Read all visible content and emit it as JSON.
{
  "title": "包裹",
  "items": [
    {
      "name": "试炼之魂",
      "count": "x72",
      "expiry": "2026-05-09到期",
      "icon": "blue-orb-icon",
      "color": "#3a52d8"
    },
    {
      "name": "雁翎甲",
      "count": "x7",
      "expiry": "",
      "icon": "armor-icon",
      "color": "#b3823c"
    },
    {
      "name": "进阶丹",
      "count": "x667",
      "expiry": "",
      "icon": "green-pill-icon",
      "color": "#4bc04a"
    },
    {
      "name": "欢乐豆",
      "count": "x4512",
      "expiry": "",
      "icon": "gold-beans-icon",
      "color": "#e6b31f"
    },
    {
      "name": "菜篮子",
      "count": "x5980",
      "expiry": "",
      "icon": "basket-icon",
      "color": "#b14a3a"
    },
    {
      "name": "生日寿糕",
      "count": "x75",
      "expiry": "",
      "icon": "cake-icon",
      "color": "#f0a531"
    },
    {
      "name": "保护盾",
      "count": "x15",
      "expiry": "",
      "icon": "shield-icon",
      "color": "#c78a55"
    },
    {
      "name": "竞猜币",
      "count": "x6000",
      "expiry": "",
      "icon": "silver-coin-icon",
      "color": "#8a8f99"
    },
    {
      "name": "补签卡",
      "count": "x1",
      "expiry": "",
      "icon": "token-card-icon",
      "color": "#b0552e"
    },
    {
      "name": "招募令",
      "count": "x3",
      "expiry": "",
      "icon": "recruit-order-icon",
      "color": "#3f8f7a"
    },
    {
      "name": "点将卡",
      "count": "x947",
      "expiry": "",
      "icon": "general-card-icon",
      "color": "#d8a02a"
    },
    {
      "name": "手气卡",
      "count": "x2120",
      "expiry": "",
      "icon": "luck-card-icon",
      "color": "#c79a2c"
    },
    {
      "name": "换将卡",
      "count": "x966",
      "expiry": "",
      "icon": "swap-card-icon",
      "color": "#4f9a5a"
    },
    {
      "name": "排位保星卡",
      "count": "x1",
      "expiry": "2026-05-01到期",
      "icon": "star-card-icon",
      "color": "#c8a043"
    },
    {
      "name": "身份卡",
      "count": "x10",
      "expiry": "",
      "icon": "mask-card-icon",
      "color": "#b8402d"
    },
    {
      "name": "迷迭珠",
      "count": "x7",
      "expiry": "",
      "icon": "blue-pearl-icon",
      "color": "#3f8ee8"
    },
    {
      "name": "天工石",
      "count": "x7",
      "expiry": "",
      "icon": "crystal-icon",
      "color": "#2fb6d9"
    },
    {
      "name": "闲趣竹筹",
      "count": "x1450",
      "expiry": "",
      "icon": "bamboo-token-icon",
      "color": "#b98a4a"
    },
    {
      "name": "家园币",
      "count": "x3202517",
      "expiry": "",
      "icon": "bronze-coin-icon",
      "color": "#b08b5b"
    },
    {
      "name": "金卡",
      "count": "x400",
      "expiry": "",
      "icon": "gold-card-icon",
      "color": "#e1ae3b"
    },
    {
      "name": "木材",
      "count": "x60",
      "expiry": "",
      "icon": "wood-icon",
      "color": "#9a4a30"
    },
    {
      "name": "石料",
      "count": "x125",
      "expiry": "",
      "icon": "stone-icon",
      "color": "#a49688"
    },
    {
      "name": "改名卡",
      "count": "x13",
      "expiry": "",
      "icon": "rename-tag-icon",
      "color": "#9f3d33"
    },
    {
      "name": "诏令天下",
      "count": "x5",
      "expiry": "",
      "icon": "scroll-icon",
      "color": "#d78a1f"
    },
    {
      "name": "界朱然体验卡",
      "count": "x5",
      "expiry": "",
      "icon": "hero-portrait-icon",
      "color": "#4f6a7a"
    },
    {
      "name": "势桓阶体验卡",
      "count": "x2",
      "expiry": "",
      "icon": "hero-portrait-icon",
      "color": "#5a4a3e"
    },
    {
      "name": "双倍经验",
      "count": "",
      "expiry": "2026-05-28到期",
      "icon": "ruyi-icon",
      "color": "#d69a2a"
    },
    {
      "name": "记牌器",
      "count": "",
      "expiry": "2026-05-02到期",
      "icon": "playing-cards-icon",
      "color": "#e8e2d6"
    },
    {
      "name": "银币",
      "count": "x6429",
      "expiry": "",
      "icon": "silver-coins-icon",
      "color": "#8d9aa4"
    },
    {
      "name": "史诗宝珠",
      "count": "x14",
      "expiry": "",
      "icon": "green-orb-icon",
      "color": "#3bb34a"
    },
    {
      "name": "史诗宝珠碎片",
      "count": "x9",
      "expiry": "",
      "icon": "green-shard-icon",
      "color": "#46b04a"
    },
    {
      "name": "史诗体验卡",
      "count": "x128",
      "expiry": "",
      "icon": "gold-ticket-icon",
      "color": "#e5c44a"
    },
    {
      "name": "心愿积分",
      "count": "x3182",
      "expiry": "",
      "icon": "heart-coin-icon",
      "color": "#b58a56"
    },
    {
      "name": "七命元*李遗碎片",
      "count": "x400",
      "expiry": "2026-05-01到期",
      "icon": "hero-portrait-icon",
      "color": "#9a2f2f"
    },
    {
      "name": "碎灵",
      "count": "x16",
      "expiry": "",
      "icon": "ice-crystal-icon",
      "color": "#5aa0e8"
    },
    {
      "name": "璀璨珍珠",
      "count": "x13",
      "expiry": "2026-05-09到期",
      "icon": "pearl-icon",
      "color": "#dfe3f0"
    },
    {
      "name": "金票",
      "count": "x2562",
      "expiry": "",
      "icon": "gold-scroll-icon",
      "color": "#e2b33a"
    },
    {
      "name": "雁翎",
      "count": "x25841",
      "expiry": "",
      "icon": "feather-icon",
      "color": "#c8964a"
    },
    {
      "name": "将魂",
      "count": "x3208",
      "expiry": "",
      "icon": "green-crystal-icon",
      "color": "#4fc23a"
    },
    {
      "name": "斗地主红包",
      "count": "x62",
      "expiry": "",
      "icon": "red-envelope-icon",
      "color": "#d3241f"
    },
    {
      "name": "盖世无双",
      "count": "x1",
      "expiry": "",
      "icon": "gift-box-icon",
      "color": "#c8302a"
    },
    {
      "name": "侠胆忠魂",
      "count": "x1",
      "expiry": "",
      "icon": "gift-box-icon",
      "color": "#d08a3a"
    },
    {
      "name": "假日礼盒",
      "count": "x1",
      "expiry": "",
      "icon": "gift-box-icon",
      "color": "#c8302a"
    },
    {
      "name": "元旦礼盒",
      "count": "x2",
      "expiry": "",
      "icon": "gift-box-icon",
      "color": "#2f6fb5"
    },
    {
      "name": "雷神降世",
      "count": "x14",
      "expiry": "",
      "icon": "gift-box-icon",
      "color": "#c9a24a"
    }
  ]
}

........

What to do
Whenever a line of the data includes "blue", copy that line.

Response area
      "icon": "blue-orb-icon",
      "icon": "blue-pearl-icon",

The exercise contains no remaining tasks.